Dr. W. Dalton Dietrich Wins Translational Medicine Prize
W. Dalton Dietrich, Ph.D., Kinetic Concepts Distinguished Chair in Neurosurgery, and Scientific Director of The Miami Project to Cure Paralysis, received the 2014 Drexel Prize in Translational Medicine during the annual International Symposium on Molecular Medicine and Infectious Disease at Drexel University College of Medicine in Philadelphia.
Dietrich accepted the award and presented a keynote lecture titled “Translational Research in Brain and Spinal Cord Injury: Accomplishments and Future Directions.” During the June 19 event, Dietrich, who is also Senior Associate Dean for Discovery Science and professor of neurological surgery, neurology and cell biology, met with faculty, postdoctoral fellows, students and other investigators.
The Drexel Prizes in Immunology, Infectious Disease, Cancer Biology, and Translational Medicine, along with the Hilary Koprowski Prize in Neurovirology, are prestigious awards given by the Drexel University College of Medicine Institute for Molecular Medicine and Infectious Disease. The awards are presented to investigators who are at highly productive stages of their career with research programs that have achieved international recognition for their impact on the future of the given discipline. The Drexel Prize in Translational Medicine was established in 2012.
Over the past 30 years, Dietrich and his colleagues have investigated the pathophysiology of brain and spinal cord injury with a long-term goal of translating new treatments to patients. They have been successful in moving several treatments forward, including therapeutic hypothermia, targeted temperature management and, more recently, cell therapies targeting spinal cord injury. Dietrich’s research programs are supported by the National Institutes of Health, the Department of Defense, the State of Florida, and The Miami Project to Cure Paralysis.

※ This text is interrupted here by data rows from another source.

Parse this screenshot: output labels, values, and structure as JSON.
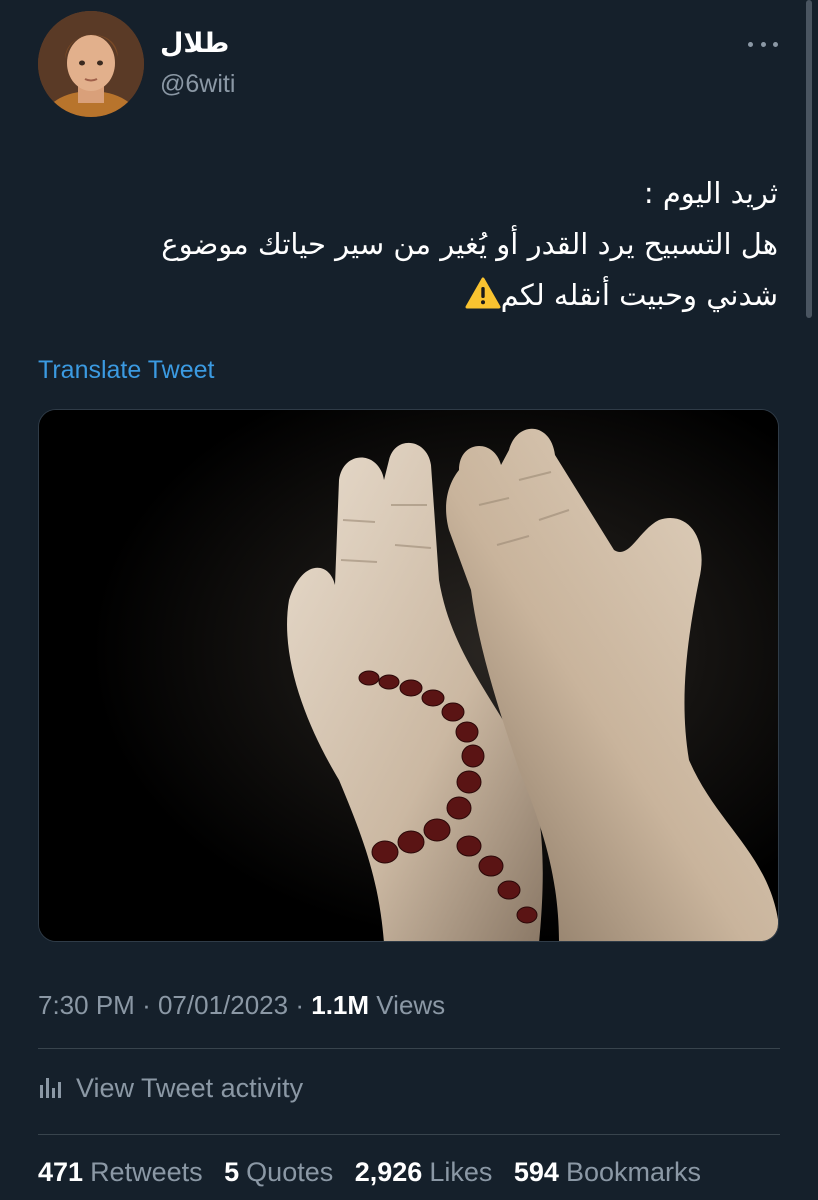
{
  "author": {
    "display_name": "طلال",
    "handle": "@6witi"
  },
  "tweet": {
    "lines": [
      "ثريد اليوم :",
      "هل التسبيح يرد القدر أو يُغير من سير حياتك موضوع",
      "شدني وحبيت أنقله لكم"
    ],
    "translate_label": "Translate Tweet",
    "media_icon": "praying-hands-with-prayer-beads-photo"
  },
  "meta": {
    "time": "7:30 PM",
    "separator": "·",
    "date": "07/01/2023",
    "views_count": "1.1M",
    "views_label": "Views"
  },
  "activity": {
    "label": "View Tweet activity",
    "icon": "bar-chart-icon"
  },
  "stats": {
    "retweets_count": "471",
    "retweets_label": "Retweets",
    "quotes_count": "5",
    "quotes_label": "Quotes",
    "likes_count": "2,926",
    "likes_label": "Likes",
    "bookmarks_count": "594",
    "bookmarks_label": "Bookmarks"
  },
  "colors": {
    "background": "#15202b",
    "link": "#3b9ae1",
    "secondary_text": "#8b98a5",
    "divider": "#38444d"
  }
}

“It was an honor to be selected for the 2014 Drexel Medicine Prize in Translational Medicine and participate in this outstanding symposium,” said Dietrich. “Being a scientist is truly a great profession, and it’s very special to be acknowledged by your peers.”
The award was presented by Itzhak Fisher, Ph.D, professor and chair of neurobiology and anatomy, and Tania Del Rivero, a graduate student who recently transferred from the University of Miami Neuroscience Program to Drexel University.